Restate the data below word for word, and let no image into your version.

[Entries taken from a collection]
*-*-*
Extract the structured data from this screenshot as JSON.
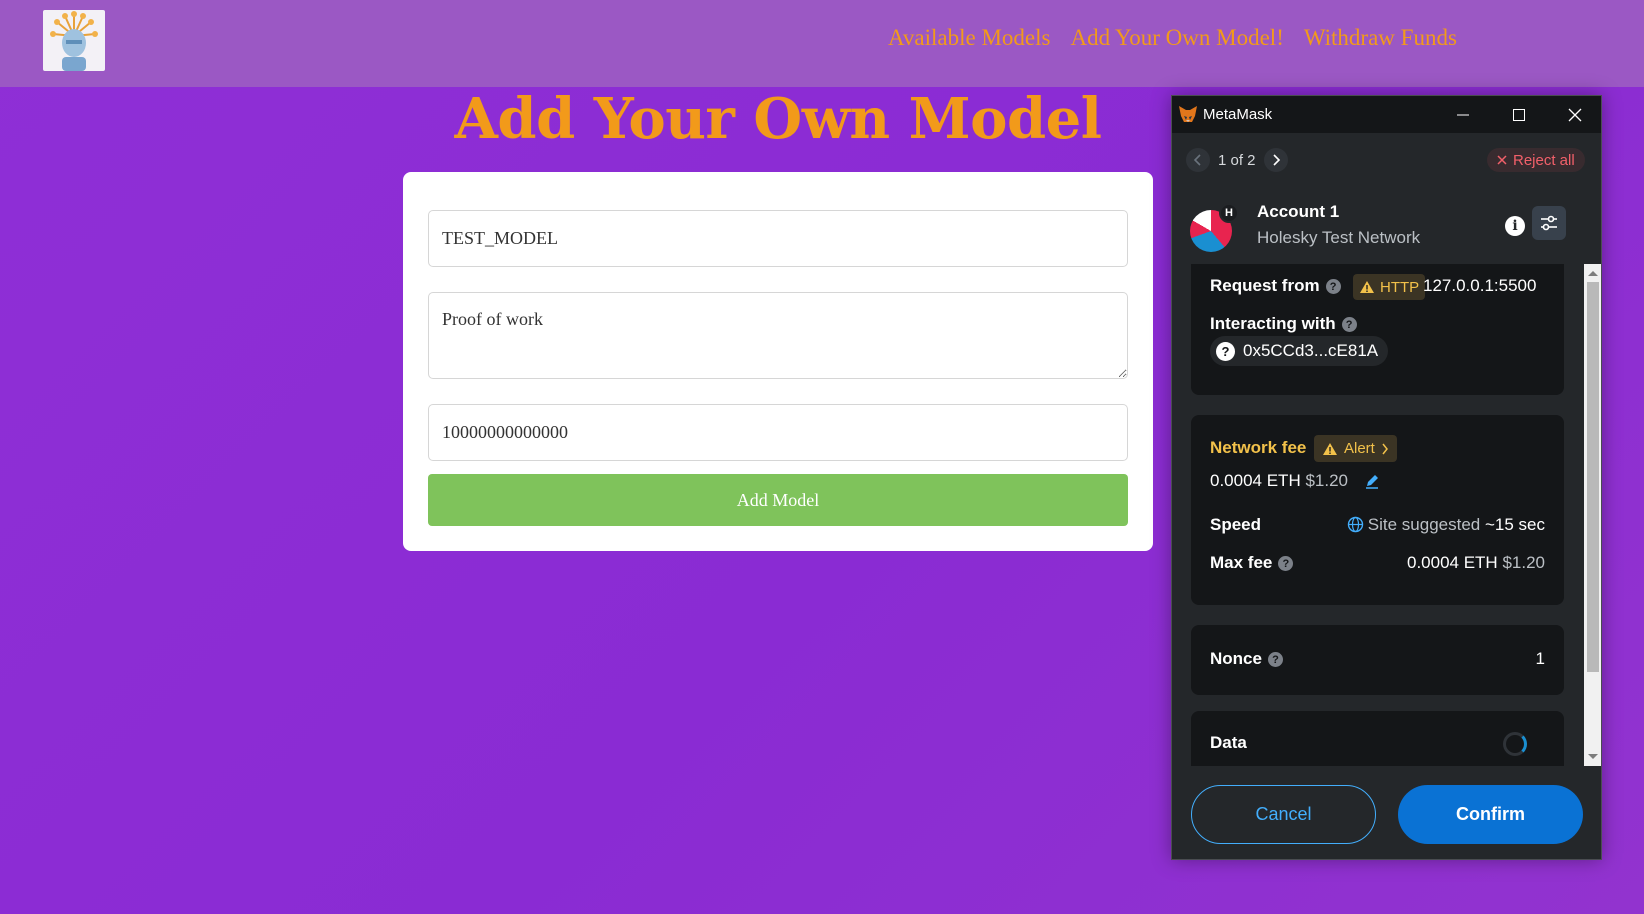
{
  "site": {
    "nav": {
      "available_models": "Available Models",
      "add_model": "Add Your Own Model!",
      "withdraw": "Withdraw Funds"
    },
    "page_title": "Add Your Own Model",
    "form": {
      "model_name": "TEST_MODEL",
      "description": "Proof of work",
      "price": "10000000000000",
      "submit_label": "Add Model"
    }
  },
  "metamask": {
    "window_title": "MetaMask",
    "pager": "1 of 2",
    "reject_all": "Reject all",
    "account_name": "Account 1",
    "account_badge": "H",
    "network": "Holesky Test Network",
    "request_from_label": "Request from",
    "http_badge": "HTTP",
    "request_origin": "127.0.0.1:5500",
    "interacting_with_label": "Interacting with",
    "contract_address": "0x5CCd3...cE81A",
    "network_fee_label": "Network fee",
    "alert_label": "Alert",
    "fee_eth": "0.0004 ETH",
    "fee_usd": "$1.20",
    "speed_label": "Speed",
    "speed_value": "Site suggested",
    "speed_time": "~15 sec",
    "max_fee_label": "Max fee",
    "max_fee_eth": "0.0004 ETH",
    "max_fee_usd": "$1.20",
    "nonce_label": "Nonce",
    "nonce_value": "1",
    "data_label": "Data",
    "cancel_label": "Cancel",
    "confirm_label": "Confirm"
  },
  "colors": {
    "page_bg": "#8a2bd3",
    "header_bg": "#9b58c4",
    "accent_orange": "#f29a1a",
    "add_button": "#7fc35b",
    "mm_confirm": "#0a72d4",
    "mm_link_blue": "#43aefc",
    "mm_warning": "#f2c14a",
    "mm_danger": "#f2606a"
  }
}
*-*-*
- [RESULT]
Extract the structured data from this screenshot as JSON.
{
  "site": {
    "nav": {
      "available_models": "Available Models",
      "add_model": "Add Your Own Model!",
      "withdraw": "Withdraw Funds"
    },
    "page_title": "Add Your Own Model",
    "form": {
      "model_name": "TEST_MODEL",
      "description": "Proof of work",
      "price": "10000000000000",
      "submit_label": "Add Model"
    }
  },
  "metamask": {
    "window_title": "MetaMask",
    "pager": "1 of 2",
    "reject_all": "Reject all",
    "account_name": "Account 1",
    "account_badge": "H",
    "network": "Holesky Test Network",
    "request_from_label": "Request from",
    "http_badge": "HTTP",
    "request_origin": "127.0.0.1:5500",
    "interacting_with_label": "Interacting with",
    "contract_address": "0x5CCd3...cE81A",
    "network_fee_label": "Network fee",
    "alert_label": "Alert",
    "fee_eth": "0.0004 ETH",
    "fee_usd": "$1.20",
    "speed_label": "Speed",
    "speed_value": "Site suggested",
    "speed_time": "~15 sec",
    "max_fee_label": "Max fee",
    "max_fee_eth": "0.0004 ETH",
    "max_fee_usd": "$1.20",
    "nonce_label": "Nonce",
    "nonce_value": "1",
    "data_label": "Data",
    "cancel_label": "Cancel",
    "confirm_label": "Confirm"
  },
  "colors": {
    "page_bg": "#8a2bd3",
    "header_bg": "#9b58c4",
    "accent_orange": "#f29a1a",
    "add_button": "#7fc35b",
    "mm_confirm": "#0a72d4",
    "mm_link_blue": "#43aefc",
    "mm_warning": "#f2c14a",
    "mm_danger": "#f2606a"
  }
}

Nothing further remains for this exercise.